I'll give Jello 24 hours to chime in but then I guess that's it with Carotta, and we'll have a shared win between Hoth and Wocky!
And... congratulations Hoth and Wocky!
Next up, I have the choice between something ancient, something renaissance, and something current. Which one should I do?
I second that.
I say current.
I second that as well. I'm happy with either really.
"Did aliens sink the Maine?"
did racist aliens kill lincoln??!
Are Moon Nazis real?
Some Cryptozoology stuff would be interesting, always fun to debate the existence (or not) of Bigfoot or the Yeti and so on.
Hmmm... the trophy images failed to load. Here it comes now.
Here you go...
Oh.. ah... thanks
So what is the next topic?
Master Of Disaster
The Official Story
HAARP is a scientific endeavor aimed at studying the properties and behavior of the ionosphere, with particular emphasis on being able to understand and use it to enhance communications and surveillance systems for both civilian and defense purposes.
The HAARP program is committed to developing a world class ionospheric research facility consisting of:
- The Ionospheric Research Instrument (IRI), a high power transmitter facility operating in the High Frequency (HF) range. The IRI will be used to temporarily excite a limited area of the ionosphere for scientific study.
- A sophisticated suite of scientific (or diagnostic) instruments that will be used to observe the physical processes that occur in the excited region.
Observation of the processes resulting from the use of the IRI in a controlled manner will allow scientists to better understand processes that occur continuously under the natural stimulation of the sun.
Scientific instruments installed at the HAARP Observatory will be useful for a variety of continuing research efforts which do not involve the use of the IRI but are strictly passive. Among these studies include ionospheric characterization using satellite beacons, telescopic observation of the fine structure in the aurora, and documentation of long-term variations in the ozone layer.
Many suspect HAARP is more than a research endeavor. Concerns have been voiced in the Alaska State Legislature, as well as in the foreign affairs committee of the European Parliament, about its impact on the environment. Since then, HAARP has been accused of being a tsunami device, a weather control device, even a time machine. The claim we will investigate is: HAARP can create earthquakes. The gentleman with the lisp in the video linked above claims it has actually done so, in Japan; I will not go that far. What I want to find out is: can it?

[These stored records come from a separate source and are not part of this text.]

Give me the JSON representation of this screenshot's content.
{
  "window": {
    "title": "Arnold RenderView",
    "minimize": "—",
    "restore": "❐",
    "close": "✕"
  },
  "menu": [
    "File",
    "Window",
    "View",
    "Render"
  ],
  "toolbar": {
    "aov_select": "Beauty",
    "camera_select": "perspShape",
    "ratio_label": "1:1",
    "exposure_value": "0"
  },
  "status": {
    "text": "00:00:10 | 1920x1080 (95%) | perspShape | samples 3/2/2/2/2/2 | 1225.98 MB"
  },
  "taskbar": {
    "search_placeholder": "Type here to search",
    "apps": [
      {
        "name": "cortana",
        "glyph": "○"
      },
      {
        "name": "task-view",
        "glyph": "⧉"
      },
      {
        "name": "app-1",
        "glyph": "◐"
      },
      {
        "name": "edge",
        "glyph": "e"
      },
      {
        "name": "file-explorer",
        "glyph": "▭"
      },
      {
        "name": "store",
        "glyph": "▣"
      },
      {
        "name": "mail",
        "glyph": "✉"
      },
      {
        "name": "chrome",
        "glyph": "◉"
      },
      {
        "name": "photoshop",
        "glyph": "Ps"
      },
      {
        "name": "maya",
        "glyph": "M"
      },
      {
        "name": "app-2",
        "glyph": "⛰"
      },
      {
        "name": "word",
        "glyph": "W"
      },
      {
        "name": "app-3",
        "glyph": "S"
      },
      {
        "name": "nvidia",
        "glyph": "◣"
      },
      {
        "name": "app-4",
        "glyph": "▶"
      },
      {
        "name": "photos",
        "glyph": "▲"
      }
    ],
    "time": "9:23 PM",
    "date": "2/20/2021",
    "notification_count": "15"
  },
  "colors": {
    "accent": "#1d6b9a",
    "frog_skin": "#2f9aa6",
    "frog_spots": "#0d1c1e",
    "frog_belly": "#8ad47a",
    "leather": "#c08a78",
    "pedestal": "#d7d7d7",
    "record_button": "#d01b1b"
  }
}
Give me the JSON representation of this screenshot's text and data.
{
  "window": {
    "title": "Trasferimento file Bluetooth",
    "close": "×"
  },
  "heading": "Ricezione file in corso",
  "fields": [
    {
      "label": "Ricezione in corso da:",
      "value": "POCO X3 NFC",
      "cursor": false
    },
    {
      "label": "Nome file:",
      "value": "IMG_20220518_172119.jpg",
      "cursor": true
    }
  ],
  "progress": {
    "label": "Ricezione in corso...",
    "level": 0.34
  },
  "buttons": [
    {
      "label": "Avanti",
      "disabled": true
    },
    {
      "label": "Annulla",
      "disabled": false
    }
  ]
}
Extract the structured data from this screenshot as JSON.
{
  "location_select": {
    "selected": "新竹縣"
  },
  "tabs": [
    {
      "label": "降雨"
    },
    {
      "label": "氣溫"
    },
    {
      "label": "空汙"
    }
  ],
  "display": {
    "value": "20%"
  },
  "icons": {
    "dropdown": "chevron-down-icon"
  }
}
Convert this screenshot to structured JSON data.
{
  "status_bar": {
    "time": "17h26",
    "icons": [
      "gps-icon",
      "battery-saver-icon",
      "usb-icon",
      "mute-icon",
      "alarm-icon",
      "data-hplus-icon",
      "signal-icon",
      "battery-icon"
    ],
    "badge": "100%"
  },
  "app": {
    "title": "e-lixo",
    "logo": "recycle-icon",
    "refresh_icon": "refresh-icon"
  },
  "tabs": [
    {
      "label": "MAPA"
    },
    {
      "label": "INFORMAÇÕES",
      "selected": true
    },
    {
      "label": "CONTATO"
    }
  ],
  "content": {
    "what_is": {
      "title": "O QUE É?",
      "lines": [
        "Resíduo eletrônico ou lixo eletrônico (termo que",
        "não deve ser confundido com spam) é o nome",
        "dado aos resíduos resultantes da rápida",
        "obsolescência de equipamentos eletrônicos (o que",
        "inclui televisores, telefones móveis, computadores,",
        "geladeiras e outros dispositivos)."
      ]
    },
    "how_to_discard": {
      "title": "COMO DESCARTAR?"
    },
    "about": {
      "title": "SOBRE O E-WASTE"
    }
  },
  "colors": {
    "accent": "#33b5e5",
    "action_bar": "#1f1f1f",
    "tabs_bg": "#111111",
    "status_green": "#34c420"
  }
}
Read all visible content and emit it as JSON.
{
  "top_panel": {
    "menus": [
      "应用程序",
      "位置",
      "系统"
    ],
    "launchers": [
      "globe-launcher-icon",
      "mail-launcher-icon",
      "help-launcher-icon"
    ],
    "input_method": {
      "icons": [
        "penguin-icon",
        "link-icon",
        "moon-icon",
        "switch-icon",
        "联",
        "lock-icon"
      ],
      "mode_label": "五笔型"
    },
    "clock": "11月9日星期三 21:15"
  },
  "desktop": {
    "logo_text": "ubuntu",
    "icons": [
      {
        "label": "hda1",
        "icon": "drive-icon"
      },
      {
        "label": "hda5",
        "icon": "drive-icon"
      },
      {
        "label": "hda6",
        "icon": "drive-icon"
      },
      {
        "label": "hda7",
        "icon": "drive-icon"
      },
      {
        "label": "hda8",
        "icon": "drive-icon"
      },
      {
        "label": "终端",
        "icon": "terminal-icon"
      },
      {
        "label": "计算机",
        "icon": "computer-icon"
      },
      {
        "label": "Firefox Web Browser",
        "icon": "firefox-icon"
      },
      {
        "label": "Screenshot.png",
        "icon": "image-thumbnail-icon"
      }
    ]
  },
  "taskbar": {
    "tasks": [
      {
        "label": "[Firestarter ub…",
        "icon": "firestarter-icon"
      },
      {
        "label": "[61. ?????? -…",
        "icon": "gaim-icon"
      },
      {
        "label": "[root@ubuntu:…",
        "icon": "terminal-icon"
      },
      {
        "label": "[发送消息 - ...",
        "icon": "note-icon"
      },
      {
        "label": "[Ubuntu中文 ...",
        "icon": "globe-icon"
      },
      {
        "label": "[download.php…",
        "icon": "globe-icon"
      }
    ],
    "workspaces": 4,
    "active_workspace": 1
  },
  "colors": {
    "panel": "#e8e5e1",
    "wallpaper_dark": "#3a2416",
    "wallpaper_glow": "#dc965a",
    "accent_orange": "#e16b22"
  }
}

master of disaster
I've found that I can be temporarily excited by both natural and unnatural stimulation, but I don't see how electrifying the ionisphere could have any connection to earthquakes. Isn't the burden on those making the accusation to clarify the process by which the IRI could produce earthquakes?
People claimed that fracking in the Midwest was causing tremors, and the U.S.G.S had a reason to study it, because tremors had actually occurred in areas where fracking was taking place. What they found was that a measured increase in earthquakes was clustered around wells where deep injection of fracking wastewater was taking place. The U.S.G.S. also suggested a mechanism that could cause it - that excess wastewater pumped deep underground might actually be lubricating the faults.
I demand some kind of prize for using "excitement", "stimulation", "deep injection" and "lubrication" in a Senate post.
It seems to me the U.S.G.S approach to the fracking earthquake issue is a decent model for what happens when a claim has merit.
I was going to suggest a prize just for using "fracking" four times. Particularly that "fracking" in the Midwest has caused earth tremors. Boy, those people really know how to 'frack'.